We all know the stories of Jesus’ life, his rise to prominence, the discovery of his miraculous powers and his messages of peace and love for all mankind, but there is one thing that the bible does not cover: Christ, the early years. Moore takes it upon himself to fill in the blanks with this by turns hilarious, touching and almost plausible missing Gospel the angels felt would be too “out-there” for the original print of the bible. Who better to tell the story of our Lord and Saviour than the man who grew up with him, saw him at his weakest and could always find a more fun use for Jesus’ abilities?
Before Stephanie Meyer changed the way we look at vampires (with distaste, and none of the previous enjoyment that Anne Rice provided us) there was this sadly unknown (here in England, at least) gem of vampire story. When Jody awakens one evening under and overturned dumpster in an alleyway, her arm burned and her sense heightened, she finds no help or concern from her selfish boyfriend Kurt concerning the days she has been missing, but a form of sustenance she didn’t remember requiring: blood. For reasons unknown and by persons un-introduced, Jody has been turned into a vampire and as such her life as she knew it is over, but a new one is just beginning. Quickly learning her limitations (no daylight, garlic is bad) she seeks help from would-be writer C. Thomas Flood, a man who has literally just rolled into town in a beat up Volvo Sedan before it promptly burned away, as a means of gathering what she needs to survive and eventually hunting down the person responsible for her “condition”. Fantastically original and unendingly amusing, this book is perfect for the avid vampire fan, and perhaps a good gate to reviving the enjoyment of those of you (like me) who have felt the vampire genre has been spoiled over the last decade.

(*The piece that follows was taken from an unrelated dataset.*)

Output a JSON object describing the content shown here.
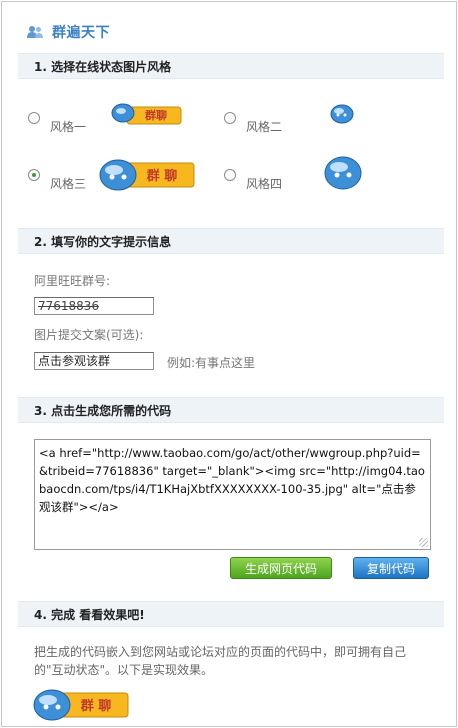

Do you have any interest in American Indian folklore? Would you like some? Coyote Blue presents a world that most Brits would never have much connection to (beyond John Wayne movies and the latest Disney/Johnny Depp release) and tells the story of Samuel Hunter (Samson Hunts Alone to his friends and family back home on the Indian reservation in Montana) and how his carefully constructed new life as a successful insurance salesman is very quickly torn to pieces by the arrival of Coyote, the trickster god, who has come to Samuel to terrorize his neighbours, max out his credit cards, and threaten (by the means of good intentions) his possible new love life with the irreverent hippie Calliope. Like with Fluke, Coyote Blue will introduce you to a world of mystery and intrigue that has existed longer than the homeland the author hails from, filled with fascinating stories, old gods, and a giant man named Minty Fresh.
Written by Guest Writer Nathan Finch.